Separately, I understand concerns have also been raised relating to animal welfare issues. The Animal Health and Welfare Act 2013 provides powers to gardaí and authorised officers to deal with issues of animal welfare. Furthermore, the Control of Horses Act 1996 provides for local authorities to grant horse licences to those wishing to own a horse, thus entitling them to keep the horse in a control area. The Act provides that a horse licence shall not be granted to any person under the age of 16 years. Legislation of this nature comes within the ambit of my colleague, the Minister for Agriculture, Food and the Marine.
As with all vehicles used on a public road, the drivers of horse-drawn carriages are responsible for behaving in a safe manner and for paying due care to other users.
The letter and petition have been drawn up by professional carriage drivers and owners who were operating under license from Dublin City Council. They want to be part of a system that is legal. They want to know that they are covered under the by-laws. It has been six months since Deputy O'Sullivan raised this matter. The Minister's reply to Deputy O'Sullivan stated that he would ensure the matter would be given due consideration. This would include further engagement with An Garda Síochána, Dublin City Council and others mentioned by the Deputy, including the carriage drivers and My Lovely Horse Rescue, a group involved with the carriage drivers. They are trying to bring in horse welfare measures that are robust.

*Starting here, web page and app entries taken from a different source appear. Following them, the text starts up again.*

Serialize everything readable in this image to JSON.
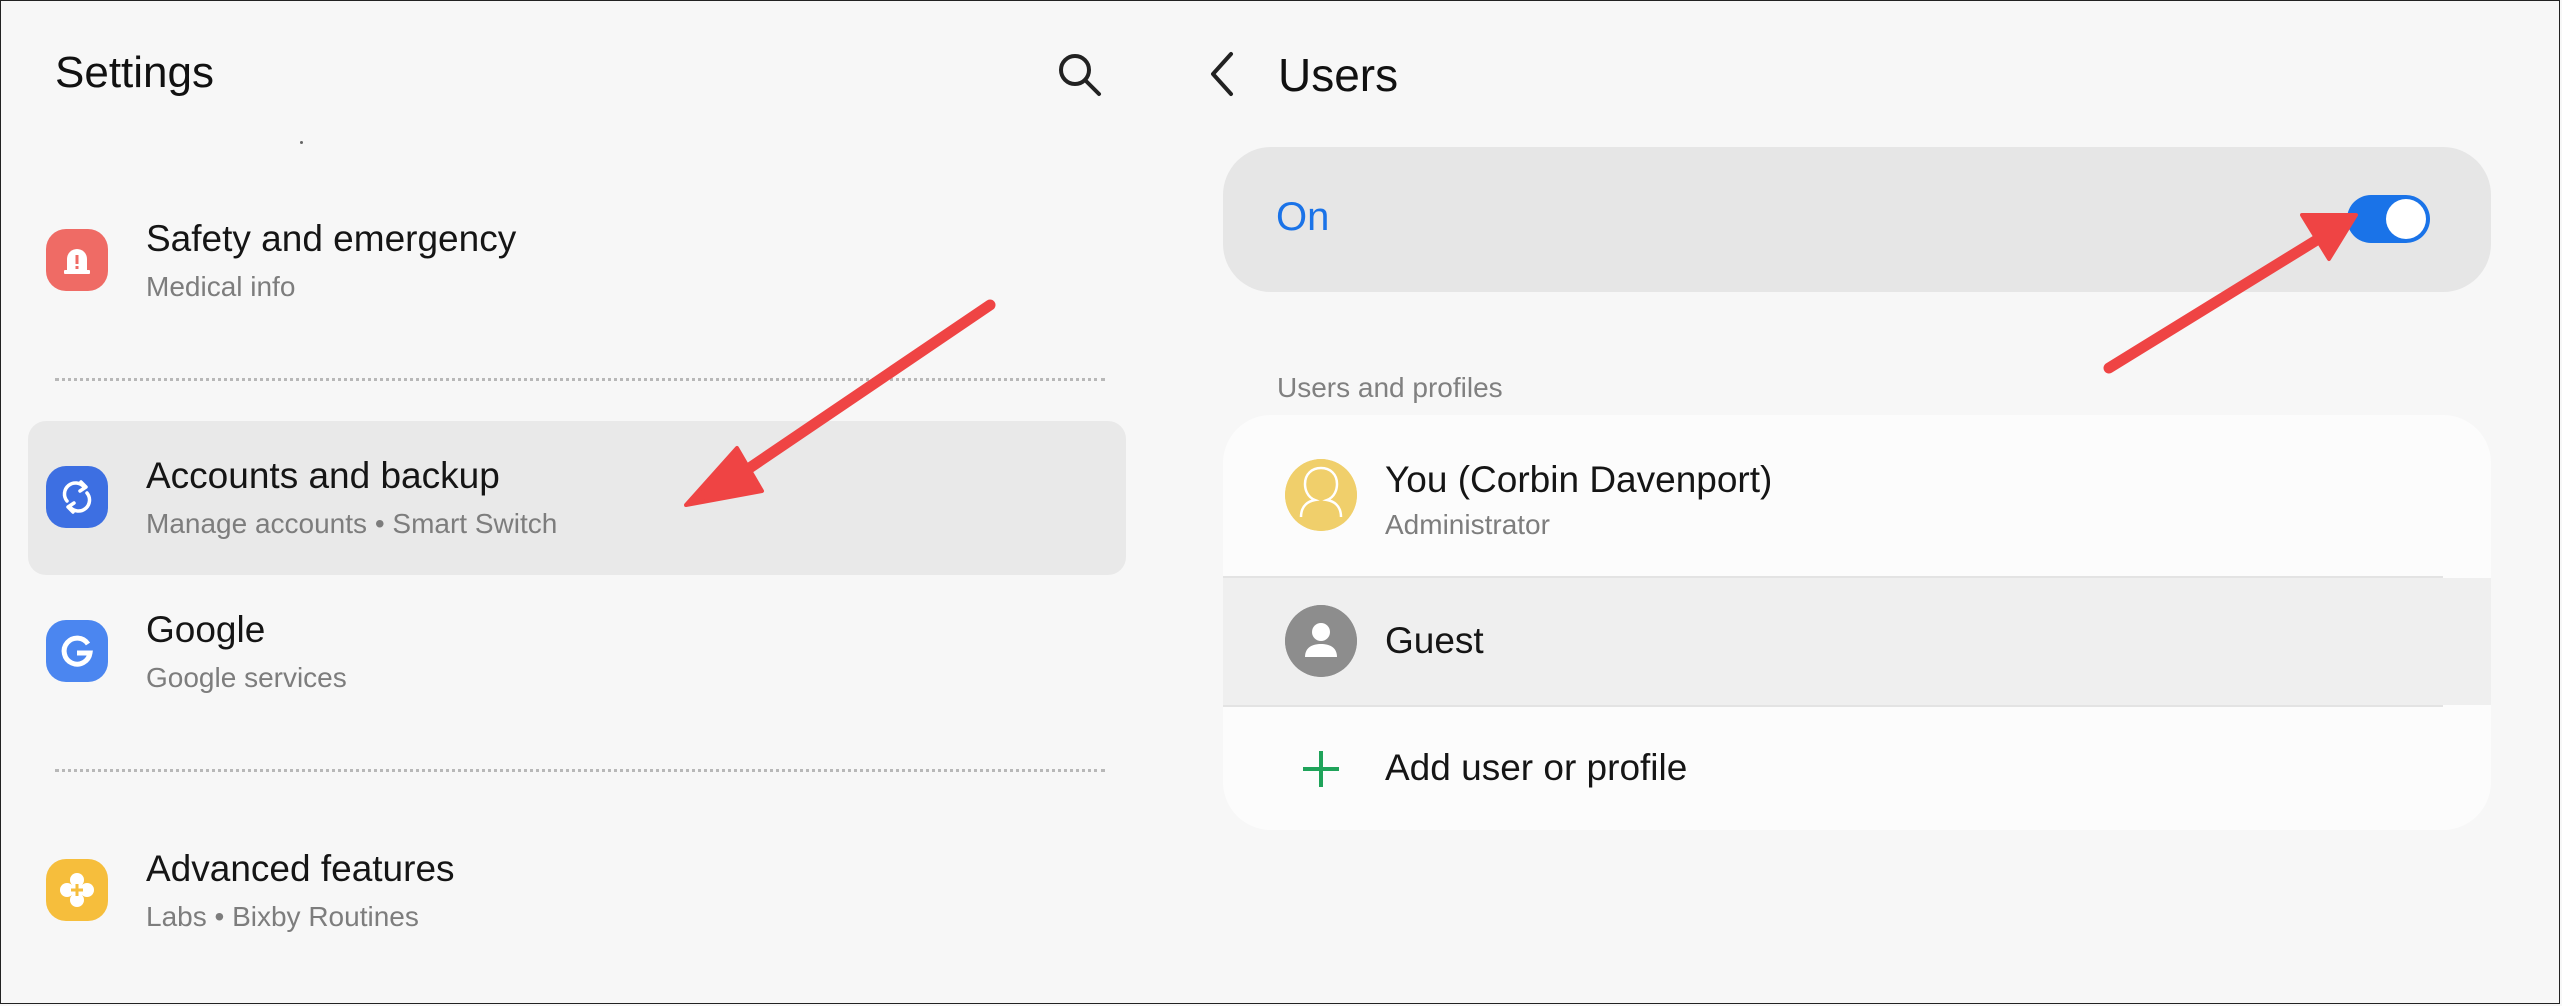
{
  "settings": {
    "title": "Settings",
    "items": [
      {
        "title": "Safety and emergency",
        "subtitle": "Medical info",
        "icon": "alert-icon",
        "color": "#ef6b65"
      },
      {
        "title": "Accounts and backup",
        "subtitle": "Manage accounts  •  Smart Switch",
        "icon": "sync-icon",
        "color": "#3d6fe2",
        "selected": true
      },
      {
        "title": "Google",
        "subtitle": "Google services",
        "icon": "google-icon",
        "color": "#4b86f0"
      },
      {
        "title": "Advanced features",
        "subtitle": "Labs  •  Bixby Routines",
        "icon": "plus-gear-icon",
        "color": "#f6be3c"
      }
    ]
  },
  "users": {
    "title": "Users",
    "master_switch": {
      "label": "On",
      "enabled": true
    },
    "section_label": "Users and profiles",
    "profiles": [
      {
        "name": "You (Corbin Davenport)",
        "role": "Administrator",
        "avatar_color": "#f0cf6b"
      },
      {
        "name": "Guest",
        "avatar_color": "#8d8d8d"
      }
    ],
    "add_label": "Add user or profile"
  },
  "colors": {
    "accent": "#1a73e8",
    "annotation_arrow": "#ef4444",
    "add_icon": "#1fa35a"
  }
}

If the 1853, 1854 and 1855 Acts are repealed quickly then we can enable the council to bring in the by-laws or else introduce measures under the Road Traffic Act 2016 to allow the NTA to take over this area. The Minister must move on this. These people have been in a lacuna since September of last year. They want to be responsible and encourage other carriage drivers to be responsible and to look after their horses as well. This is not about animal welfare - these drivers look after their horses.
The Minister referred to other Acts including the Animal Health and Welfare Act and the Control of Horses Act. Those Acts are highly questionable because they are not implemented and a great deal of work remains to be done around them. Will the Minister meet representatives of My Lovely Horse Rescue and the carriage drivers to talk to them about what needs to be done and what the Minister will do about this?
The Deputy is making a fair point and I think something has to be done about this. It probably should have been done a little sooner. The Deputy will understand that there were other distractions in recent months which probably meant it was not at the top of the priority list. If this is not addressed shortly, I intend to let the Deputy know. It is my intention to consider whether we need a small tranche of legislation to repeal the Victorian legislation that gives the Garda Síochána powers for licensing horse-drawn carriages in Dublin. Once that is done, Dublin City Council can license these carriages under the Local Government Act 2001, as can other local authorities. We intend to use the taxi regulation (amendment)(rickshaw) Bill 2018 to do this. The Department has this week been assigned a drafter for the Bill. We will be engaging with An Garda Síochána and the City Council as part of this process. I intend to move on this as rapidly as the taxi regulation (amendment)(rickshaw) Bill 2018 moves. I intend to move to introduce the taxi regulation (amendment)(rickshaw) Bill 2018 as soon as possible.